INSTRUCTIONS FOR THE TASK:
The records that follow are to be reproduced verbatim.

WORKING DATA:
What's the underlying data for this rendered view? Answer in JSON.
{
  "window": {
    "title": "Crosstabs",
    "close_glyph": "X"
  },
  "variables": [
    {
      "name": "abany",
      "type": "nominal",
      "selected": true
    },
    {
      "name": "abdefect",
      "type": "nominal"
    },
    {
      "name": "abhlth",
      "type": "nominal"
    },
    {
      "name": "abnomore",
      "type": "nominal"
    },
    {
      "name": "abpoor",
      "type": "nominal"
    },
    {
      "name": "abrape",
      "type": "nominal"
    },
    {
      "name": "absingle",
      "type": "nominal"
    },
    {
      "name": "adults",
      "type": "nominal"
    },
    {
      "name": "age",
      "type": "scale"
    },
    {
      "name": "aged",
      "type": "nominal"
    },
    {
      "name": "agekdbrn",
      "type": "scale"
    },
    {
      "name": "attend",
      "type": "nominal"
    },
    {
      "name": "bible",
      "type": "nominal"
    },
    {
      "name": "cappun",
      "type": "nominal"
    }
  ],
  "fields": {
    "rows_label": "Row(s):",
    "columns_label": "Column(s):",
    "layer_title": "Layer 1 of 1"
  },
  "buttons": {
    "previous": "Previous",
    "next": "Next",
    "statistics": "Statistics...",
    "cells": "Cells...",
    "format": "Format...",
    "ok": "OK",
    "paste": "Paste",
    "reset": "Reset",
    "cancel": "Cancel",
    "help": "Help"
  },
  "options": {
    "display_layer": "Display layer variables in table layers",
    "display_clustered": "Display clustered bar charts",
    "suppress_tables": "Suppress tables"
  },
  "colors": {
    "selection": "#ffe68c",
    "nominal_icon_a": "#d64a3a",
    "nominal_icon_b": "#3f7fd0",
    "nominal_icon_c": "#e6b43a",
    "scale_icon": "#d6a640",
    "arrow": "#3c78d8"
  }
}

SOLUTION TO THE EXERCISE:
What's the underlying data for this rendered view? Answer in JSON.
{
  "window": {
    "title": "Crosstabs",
    "close_glyph": "X"
  },
  "variables": [
    {
      "name": "abany",
      "type": "nominal",
      "selected": true
    },
    {
      "name": "abdefect",
      "type": "nominal"
    },
    {
      "name": "abhlth",
      "type": "nominal"
    },
    {
      "name": "abnomore",
      "type": "nominal"
    },
    {
      "name": "abpoor",
      "type": "nominal"
    },
    {
      "name": "abrape",
      "type": "nominal"
    },
    {
      "name": "absingle",
      "type": "nominal"
    },
    {
      "name": "adults",
      "type": "nominal"
    },
    {
      "name": "age",
      "type": "scale"
    },
    {
      "name": "aged",
      "type": "nominal"
    },
    {
      "name": "agekdbrn",
      "type": "scale"
    },
    {
      "name": "attend",
      "type": "nominal"
    },
    {
      "name": "bible",
      "type": "nominal"
    },
    {
      "name": "cappun",
      "type": "nominal"
    }
  ],
  "fields": {
    "rows_label": "Row(s):",
    "columns_label": "Column(s):",
    "layer_title": "Layer 1 of 1"
  },
  "buttons": {
    "previous": "Previous",
    "next": "Next",
    "statistics": "Statistics...",
    "cells": "Cells...",
    "format": "Format...",
    "ok": "OK",
    "paste": "Paste",
    "reset": "Reset",
    "cancel": "Cancel",
    "help": "Help"
  },
  "options": {
    "display_layer": "Display layer variables in table layers",
    "display_clustered": "Display clustered bar charts",
    "suppress_tables": "Suppress tables"
  },
  "colors": {
    "selection": "#ffe68c",
    "nominal_icon_a": "#d64a3a",
    "nominal_icon_b": "#3f7fd0",
    "nominal_icon_c": "#e6b43a",
    "scale_icon": "#d6a640",
    "arrow": "#3c78d8"
  }
}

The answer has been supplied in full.